He might well be a strange loop but
Hofstadter himself seems more stuck
in an infinite loop, churning out rehashes of the excellent
Godel, Escher Bach
(which was also on our college reading list) forever.

Brendan Lawlor said...

I remember that book of course, not because I read it (I didn't) but because it caused quite a stir. But even back then it was old (published in 1975). Was our generation just rehashing an old idea?

So I can't judge if this is a rehash of GEB, but it is definitely a restatement, perhaps in a different way, of the main theme. The introduction to Strange Loop points out that even after so much success, he feels a lot of people missed the main point of GEB. Since 1975 Hofstadter has written 8 more books, some looking at music, language poetry and even morality. His favourite theme is bound to be recursiveness, reflection, loopiness but it's a rich seam and one well worth mining. He has a gift for analogy (another central concept) that can really help people like who aren't natural mathematicians to grasp ideas that are otherwise just out of reach.

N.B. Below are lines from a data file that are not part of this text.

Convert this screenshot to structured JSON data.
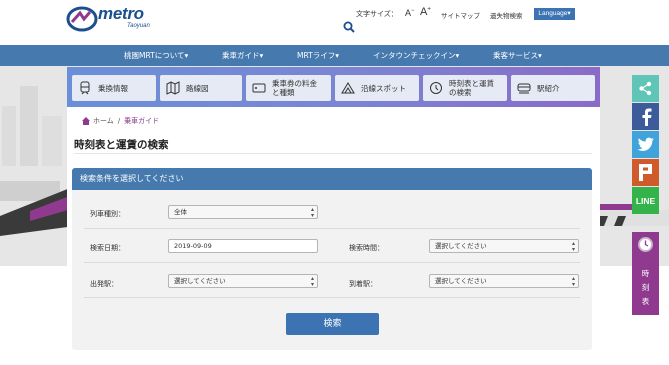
{
  "header": {
    "logo_text": "metro",
    "logo_sub": "Taoyuan",
    "font_size_label": "文字サイズ：",
    "font_small": "A",
    "font_small_sup": "−",
    "font_large": "A",
    "font_large_sup": "+",
    "sitemap": "サイトマップ",
    "lost_items": "遺失物検索",
    "language": "Language▾",
    "colors": {
      "logo": "#1b4f8f",
      "language_bg": "#3c73b2"
    }
  },
  "nav": {
    "items": [
      "桃園MRTについて▾",
      "乗車ガイド▾",
      "MRTライフ▾",
      "インタウンチェックイン▾",
      "乗客サービス▾"
    ],
    "color": "#4679ad"
  },
  "quick_menu": {
    "items": [
      {
        "label": "乗換情報",
        "icon": "train-icon"
      },
      {
        "label": "路線図",
        "icon": "map-icon"
      },
      {
        "label": "乗車券の料金と種類",
        "icon": "ticket-icon"
      },
      {
        "label": "沿線スポット",
        "icon": "mountain-icon"
      },
      {
        "label": "時刻表と運賃の検索",
        "icon": "clock-icon"
      },
      {
        "label": "駅紹介",
        "icon": "station-train-icon"
      }
    ]
  },
  "breadcrumb": {
    "home": "ホーム",
    "separator": "/",
    "current": "乗車ガイド"
  },
  "page": {
    "title": "時刻表と運賃の検索"
  },
  "form": {
    "header": "検索条件を選択してください",
    "train_type_label": "列車種別：",
    "train_type_value": "全体",
    "date_label": "検索日期：",
    "date_value": "2019-09-09",
    "time_label": "検索時間：",
    "time_value": "選択してください",
    "departure_label": "出発駅：",
    "departure_value": "選択してください",
    "arrival_label": "到着駅：",
    "arrival_value": "選択してください",
    "submit": "検索"
  },
  "social": {
    "line": "LINE",
    "timetable": [
      "時",
      "刻",
      "表"
    ],
    "colors": {
      "share": "#5ec5b7",
      "facebook": "#3b5b9a",
      "twitter": "#40a3d9",
      "plurk": "#cf5a2c",
      "line": "#33b34a",
      "timetable": "#8f3a8f"
    }
  }
}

So I don't think it's altogether fair to describe what he has been doing as churning out rehashes. It's not unusual to have to make the same argument more than once. Many authors have spent their entire professional lives trying to pick apart human nature through fiction.

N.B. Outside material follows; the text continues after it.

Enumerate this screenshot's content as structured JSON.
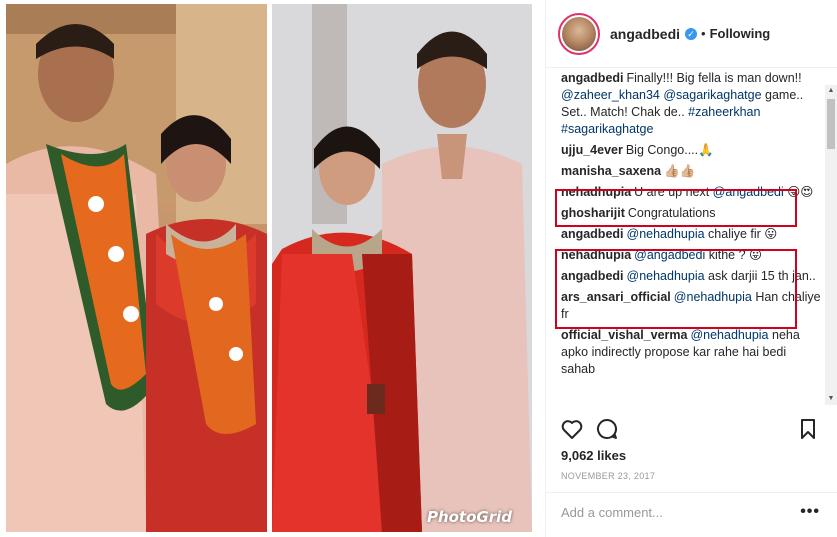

Anonymous said...

Hi Brendan,

I can give you a loan of some traditional Chinese music CDs, if you like. Send me your contact address at

Ka said...

Still haven't recovered from exposure to Lisp at an impressionable age I see (me neither (yet))

Brendan Lawlor said...

Well hello!
The sad truth is that I still haven't recovered from being at an impressionable age.

Anonymous said...

Talking about strange loop ;)